→ **Given data**
=== Section Start ===

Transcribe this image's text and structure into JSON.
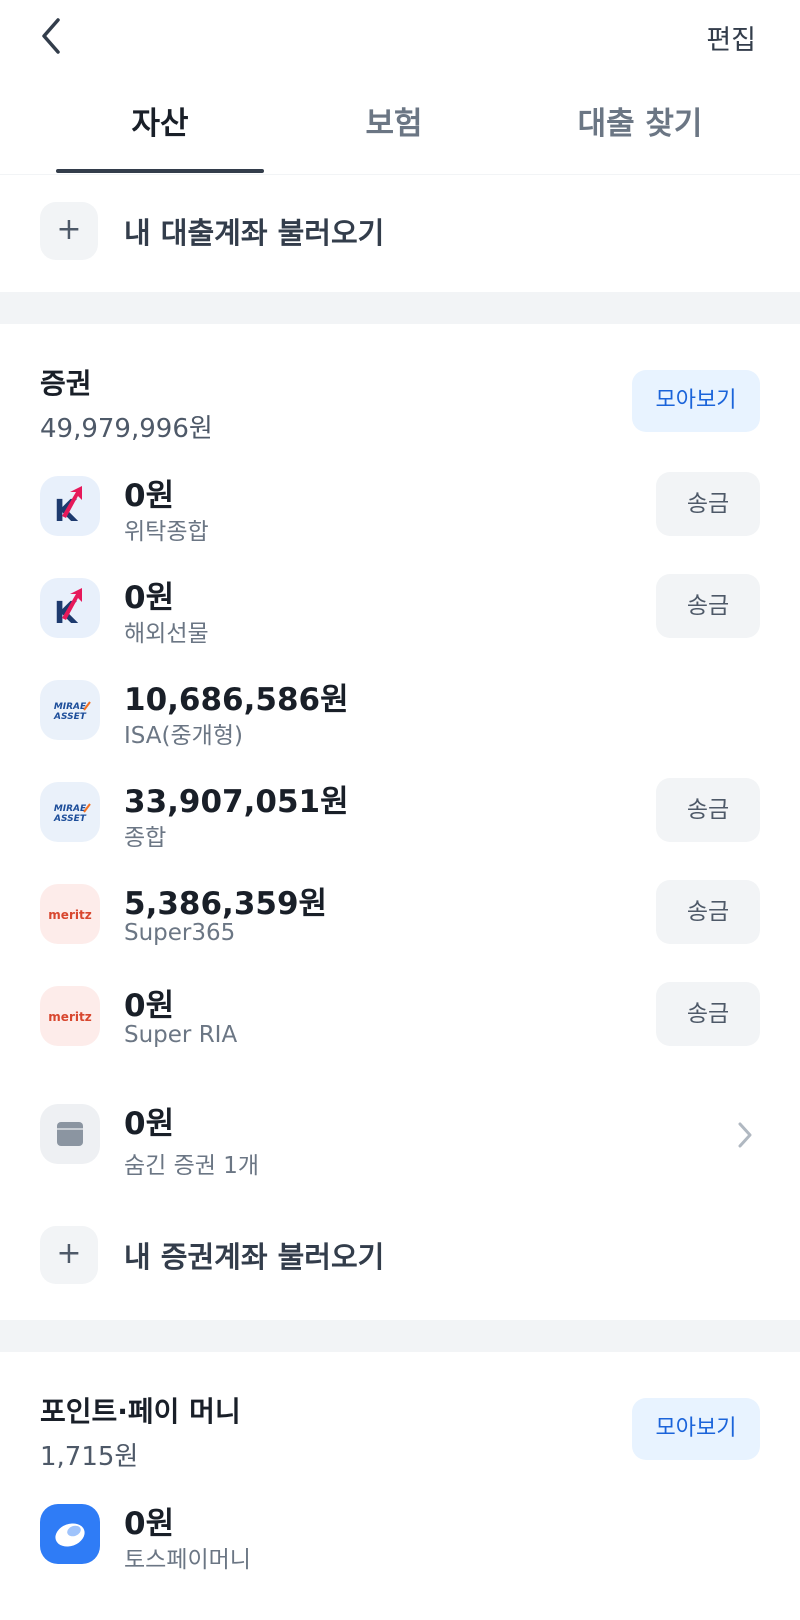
{
  "header": {
    "edit_label": "편집"
  },
  "tabs": [
    {
      "label": "자산",
      "active": true
    },
    {
      "label": "보험",
      "active": false
    },
    {
      "label": "대출 찾기",
      "active": false
    }
  ],
  "loan_import": {
    "icon": "plus-icon",
    "label": "내 대출계좌 불러오기"
  },
  "securities": {
    "title": "증권",
    "total": "49,979,996원",
    "collect_label": "모아보기",
    "accounts": [
      {
        "amount": "0원",
        "name": "위탁종합",
        "logo": "kiwoom",
        "send_label": "송금"
      },
      {
        "amount": "0원",
        "name": "해외선물",
        "logo": "kiwoom",
        "send_label": "송금"
      },
      {
        "amount": "10,686,586원",
        "name": "ISA(중개형)",
        "logo": "mirae",
        "logo_text": [
          "MIRAE",
          "ASSET"
        ]
      },
      {
        "amount": "33,907,051원",
        "name": "종합",
        "logo": "mirae",
        "logo_text": [
          "MIRAE",
          "ASSET"
        ],
        "send_label": "송금"
      },
      {
        "amount": "5,386,359원",
        "name": "Super365",
        "logo": "meritz",
        "logo_text": "meritz",
        "send_label": "송금"
      },
      {
        "amount": "0원",
        "name": "Super RIA",
        "logo": "meritz",
        "logo_text": "meritz",
        "send_label": "송금"
      }
    ],
    "hidden": {
      "amount": "0원",
      "label": "숨긴 증권 1개",
      "icon": "chevron-right-icon"
    },
    "import": {
      "icon": "plus-icon",
      "label": "내 증권계좌 불러오기"
    }
  },
  "points": {
    "title": "포인트·페이 머니",
    "total": "1,715원",
    "collect_label": "모아보기",
    "accounts": [
      {
        "amount": "0원",
        "name": "토스페이머니",
        "logo": "toss"
      }
    ]
  },
  "colors": {
    "primary_text": "#191f28",
    "secondary_text": "#6b7684",
    "accent_blue": "#1b64da",
    "accent_blue_bg": "#e8f3ff",
    "button_gray_bg": "#f2f4f6",
    "kiwoom_pink": "#e6195a",
    "kiwoom_navy": "#1d3a6e",
    "meritz_red": "#d8472f",
    "toss_blue": "#2f7cf6"
  }
}
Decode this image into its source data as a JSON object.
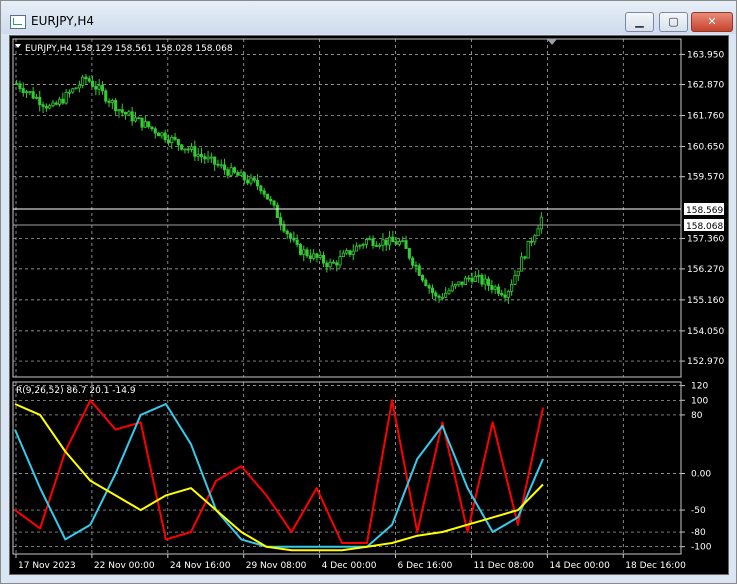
{
  "window": {
    "title": "EURJPY,H4",
    "min_label": "▁",
    "max_label": "▢",
    "close_label": "✕"
  },
  "main_chart": {
    "header": "EURJPY,H4  158.129 158.561 158.028 158.068",
    "price_labels": [
      "163.950",
      "162.870",
      "161.760",
      "160.650",
      "159.570",
      "157.360",
      "156.270",
      "155.160",
      "154.050",
      "152.970"
    ],
    "bid_label": "158.569",
    "last_label": "158.068"
  },
  "indicator": {
    "header": "R(9,26,52) 86.7 20.1 -14.9",
    "levels": [
      "120",
      "100",
      "80",
      "0.00",
      "-50",
      "-80",
      "-100"
    ]
  },
  "time_labels": [
    "17 Nov 2023",
    "22 Nov 00:00",
    "24 Nov 16:00",
    "29 Nov 08:00",
    "4 Dec 00:00",
    "6 Dec 16:00",
    "11 Dec 08:00",
    "14 Dec 00:00",
    "18 Dec 16:00"
  ],
  "colors": {
    "candles": "#33cc33",
    "grid": "#bfbfbf",
    "red": "#ff0000",
    "cyan": "#33ccee",
    "yellow": "#ffff00"
  },
  "chart_data": [
    {
      "type": "line",
      "title": "EURJPY,H4",
      "x": [
        "17 Nov 2023",
        "22 Nov 00:00",
        "24 Nov 16:00",
        "29 Nov 08:00",
        "4 Dec 00:00",
        "6 Dec 16:00",
        "11 Dec 08:00",
        "14 Dec 00:00",
        "18 Dec 16:00"
      ],
      "ylim": [
        152.4,
        164.5
      ],
      "series": [
        {
          "values": [
            162.9,
            162.0,
            163.1,
            161.9,
            161.2,
            160.5,
            159.8,
            159.2,
            157.0,
            156.4,
            157.3,
            157.2,
            155.2,
            156.0,
            155.4,
            158.1
          ]
        }
      ]
    },
    {
      "type": "line",
      "title": "R(9,26,52)",
      "ylim": [
        -110,
        125
      ],
      "series": [
        {
          "values": [
            -50,
            -75,
            30,
            100,
            60,
            70,
            -90,
            -80,
            -10,
            10,
            -30,
            -80,
            -20,
            -95,
            -95,
            100,
            -80,
            70,
            -80,
            70,
            -70,
            90
          ]
        },
        {
          "values": [
            60,
            -20,
            -90,
            -70,
            0,
            80,
            95,
            40,
            -50,
            -90,
            -100,
            -100,
            -100,
            -100,
            -100,
            -70,
            20,
            65,
            -20,
            -80,
            -60,
            20
          ]
        },
        {
          "values": [
            95,
            80,
            30,
            -10,
            -30,
            -50,
            -30,
            -20,
            -50,
            -80,
            -100,
            -105,
            -105,
            -105,
            -100,
            -95,
            -85,
            -80,
            -70,
            -60,
            -50,
            -15
          ]
        }
      ]
    }
  ]
}
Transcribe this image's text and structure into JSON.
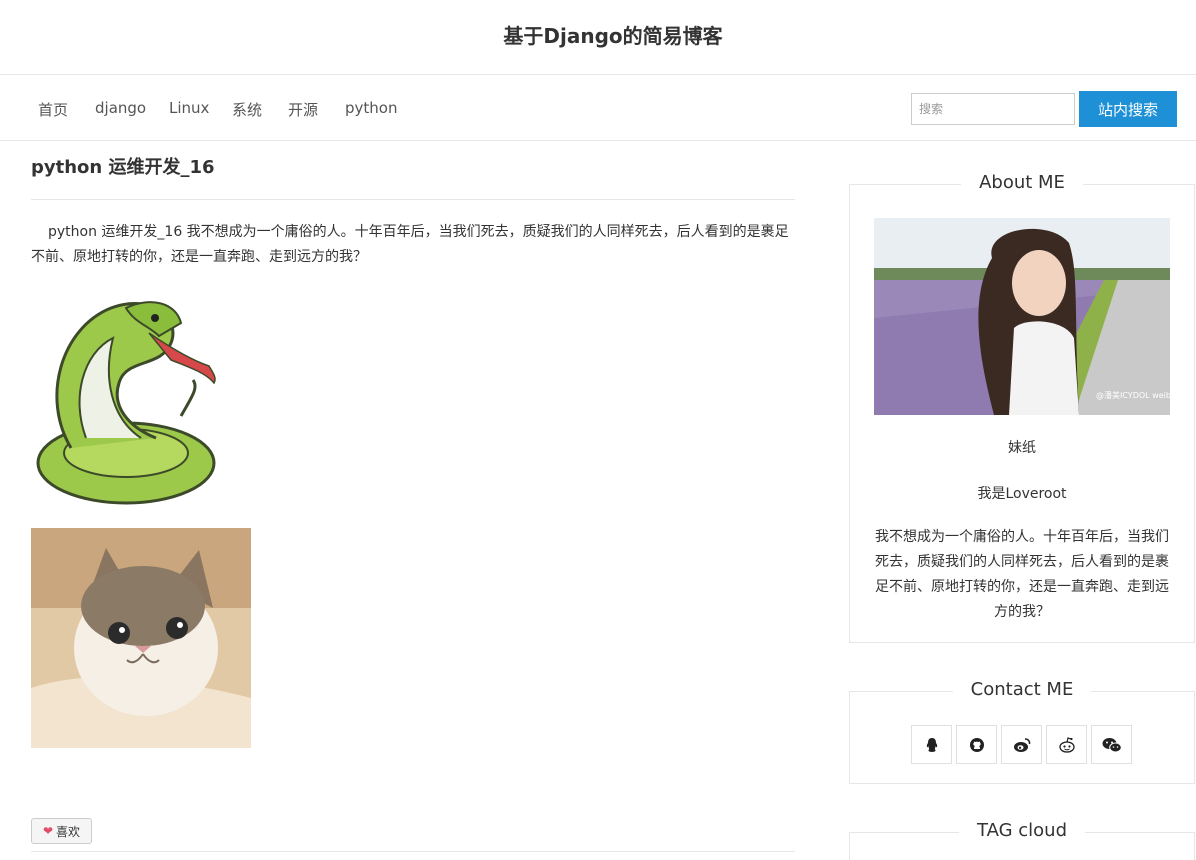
{
  "header": {
    "title": "基于Django的简易博客"
  },
  "nav": {
    "items": [
      {
        "label": "首页"
      },
      {
        "label": "django"
      },
      {
        "label": "Linux"
      },
      {
        "label": "系统"
      },
      {
        "label": "开源"
      },
      {
        "label": "python"
      }
    ],
    "search": {
      "placeholder": "搜索",
      "value": "",
      "button_label": "站内搜索"
    }
  },
  "post": {
    "title": "python 运维开发_16",
    "text": "python 运维开发_16 我不想成为一个庸俗的人。十年百年后，当我们死去，质疑我们的人同样死去，后人看到的是裹足不前、原地打转的你，还是一直奔跑、走到远方的我？",
    "like_label": "喜欢"
  },
  "sidebar": {
    "about": {
      "title": "About ME",
      "photo_watermark": "@潘美ICYDOL weibo.com/felicity",
      "name": "妹纸",
      "line": "我是Loveroot",
      "description": "我不想成为一个庸俗的人。十年百年后，当我们死去，质疑我们的人同样死去，后人看到的是裹足不前、原地打转的你，还是一直奔跑、走到远方的我？"
    },
    "contact": {
      "title": "Contact ME",
      "icons": [
        "qq-icon",
        "github-icon",
        "weibo-icon",
        "reddit-icon",
        "wechat-icon"
      ]
    },
    "tags": {
      "title": "TAG cloud"
    }
  },
  "colors": {
    "accent": "#1e91d6",
    "heart": "#e0506a",
    "border": "#e6e6e6"
  }
}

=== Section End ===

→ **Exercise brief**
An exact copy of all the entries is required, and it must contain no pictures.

→ **Reply to the task**
Transcribe this image's text and structure into JSON.
{
  "header": {
    "edit_label": "편집"
  },
  "tabs": [
    {
      "label": "자산",
      "active": true
    },
    {
      "label": "보험",
      "active": false
    },
    {
      "label": "대출 찾기",
      "active": false
    }
  ],
  "loan_import": {
    "icon": "plus-icon",
    "label": "내 대출계좌 불러오기"
  },
  "securities": {
    "title": "증권",
    "total": "49,979,996원",
    "collect_label": "모아보기",
    "accounts": [
      {
        "amount": "0원",
        "name": "위탁종합",
        "logo": "kiwoom",
        "send_label": "송금"
      },
      {
        "amount": "0원",
        "name": "해외선물",
        "logo": "kiwoom",
        "send_label": "송금"
      },
      {
        "amount": "10,686,586원",
        "name": "ISA(중개형)",
        "logo": "mirae",
        "logo_text": [
          "MIRAE",
          "ASSET"
        ]
      },
      {
        "amount": "33,907,051원",
        "name": "종합",
        "logo": "mirae",
        "logo_text": [
          "MIRAE",
          "ASSET"
        ],
        "send_label": "송금"
      },
      {
        "amount": "5,386,359원",
        "name": "Super365",
        "logo": "meritz",
        "logo_text": "meritz",
        "send_label": "송금"
      },
      {
        "amount": "0원",
        "name": "Super RIA",
        "logo": "meritz",
        "logo_text": "meritz",
        "send_label": "송금"
      }
    ],
    "hidden": {
      "amount": "0원",
      "label": "숨긴 증권 1개",
      "icon": "chevron-right-icon"
    },
    "import": {
      "icon": "plus-icon",
      "label": "내 증권계좌 불러오기"
    }
  },
  "points": {
    "title": "포인트·페이 머니",
    "total": "1,715원",
    "collect_label": "모아보기",
    "accounts": [
      {
        "amount": "0원",
        "name": "토스페이머니",
        "logo": "toss"
      }
    ]
  },
  "colors": {
    "primary_text": "#191f28",
    "secondary_text": "#6b7684",
    "accent_blue": "#1b64da",
    "accent_blue_bg": "#e8f3ff",
    "button_gray_bg": "#f2f4f6",
    "kiwoom_pink": "#e6195a",
    "kiwoom_navy": "#1d3a6e",
    "meritz_red": "#d8472f",
    "toss_blue": "#2f7cf6"
  }
}
Decode this image into its source data as a JSON object.
{
  "window": {
    "title": "EURJPY,H4",
    "min_label": "▁",
    "max_label": "▢",
    "close_label": "✕"
  },
  "main_chart": {
    "header": "EURJPY,H4  158.129 158.561 158.028 158.068",
    "price_labels": [
      "163.950",
      "162.870",
      "161.760",
      "160.650",
      "159.570",
      "157.360",
      "156.270",
      "155.160",
      "154.050",
      "152.970"
    ],
    "bid_label": "158.569",
    "last_label": "158.068"
  },
  "indicator": {
    "header": "R(9,26,52) 86.7 20.1 -14.9",
    "levels": [
      "120",
      "100",
      "80",
      "0.00",
      "-50",
      "-80",
      "-100"
    ]
  },
  "time_labels": [
    "17 Nov 2023",
    "22 Nov 00:00",
    "24 Nov 16:00",
    "29 Nov 08:00",
    "4 Dec 00:00",
    "6 Dec 16:00",
    "11 Dec 08:00",
    "14 Dec 00:00",
    "18 Dec 16:00"
  ],
  "colors": {
    "candles": "#33cc33",
    "grid": "#bfbfbf",
    "red": "#ff0000",
    "cyan": "#33ccee",
    "yellow": "#ffff00"
  },
  "chart_data": [
    {
      "type": "line",
      "title": "EURJPY,H4",
      "x": [
        "17 Nov 2023",
        "22 Nov 00:00",
        "24 Nov 16:00",
        "29 Nov 08:00",
        "4 Dec 00:00",
        "6 Dec 16:00",
        "11 Dec 08:00",
        "14 Dec 00:00",
        "18 Dec 16:00"
      ],
      "ylim": [
        152.4,
        164.5
      ],
      "series": [
        {
          "values": [
            162.9,
            162.0,
            163.1,
            161.9,
            161.2,
            160.5,
            159.8,
            159.2,
            157.0,
            156.4,
            157.3,
            157.2,
            155.2,
            156.0,
            155.4,
            158.1
          ]
        }
      ]
    },
    {
      "type": "line",
      "title": "R(9,26,52)",
      "ylim": [
        -110,
        125
      ],
      "series": [
        {
          "values": [
            -50,
            -75,
            30,
            100,
            60,
            70,
            -90,
            -80,
            -10,
            10,
            -30,
            -80,
            -20,
            -95,
            -95,
            100,
            -80,
            70,
            -80,
            70,
            -70,
            90
          ]
        },
        {
          "values": [
            60,
            -20,
            -90,
            -70,
            0,
            80,
            95,
            40,
            -50,
            -90,
            -100,
            -100,
            -100,
            -100,
            -100,
            -70,
            20,
            65,
            -20,
            -80,
            -60,
            20
          ]
        },
        {
          "values": [
            95,
            80,
            30,
            -10,
            -30,
            -50,
            -30,
            -20,
            -50,
            -80,
            -100,
            -105,
            -105,
            -105,
            -100,
            -95,
            -85,
            -80,
            -70,
            -60,
            -50,
            -15
          ]
        }
      ]
    }
  ]
}
Transcribe this image's text and structure into JSON.
{
  "header": {
    "title": "基于Django的简易博客"
  },
  "nav": {
    "items": [
      {
        "label": "首页"
      },
      {
        "label": "django"
      },
      {
        "label": "Linux"
      },
      {
        "label": "系统"
      },
      {
        "label": "开源"
      },
      {
        "label": "python"
      }
    ],
    "search": {
      "placeholder": "搜索",
      "value": "",
      "button_label": "站内搜索"
    }
  },
  "post": {
    "title": "python 运维开发_16",
    "text": "python 运维开发_16 我不想成为一个庸俗的人。十年百年后，当我们死去，质疑我们的人同样死去，后人看到的是裹足不前、原地打转的你，还是一直奔跑、走到远方的我？",
    "like_label": "喜欢"
  },
  "sidebar": {
    "about": {
      "title": "About ME",
      "photo_watermark": "@潘美ICYDOL weibo.com/felicity",
      "name": "妹纸",
      "line": "我是Loveroot",
      "description": "我不想成为一个庸俗的人。十年百年后，当我们死去，质疑我们的人同样死去，后人看到的是裹足不前、原地打转的你，还是一直奔跑、走到远方的我？"
    },
    "contact": {
      "title": "Contact ME",
      "icons": [
        "qq-icon",
        "github-icon",
        "weibo-icon",
        "reddit-icon",
        "wechat-icon"
      ]
    },
    "tags": {
      "title": "TAG cloud"
    }
  },
  "colors": {
    "accent": "#1e91d6",
    "heart": "#e0506a",
    "border": "#e6e6e6"
  }
}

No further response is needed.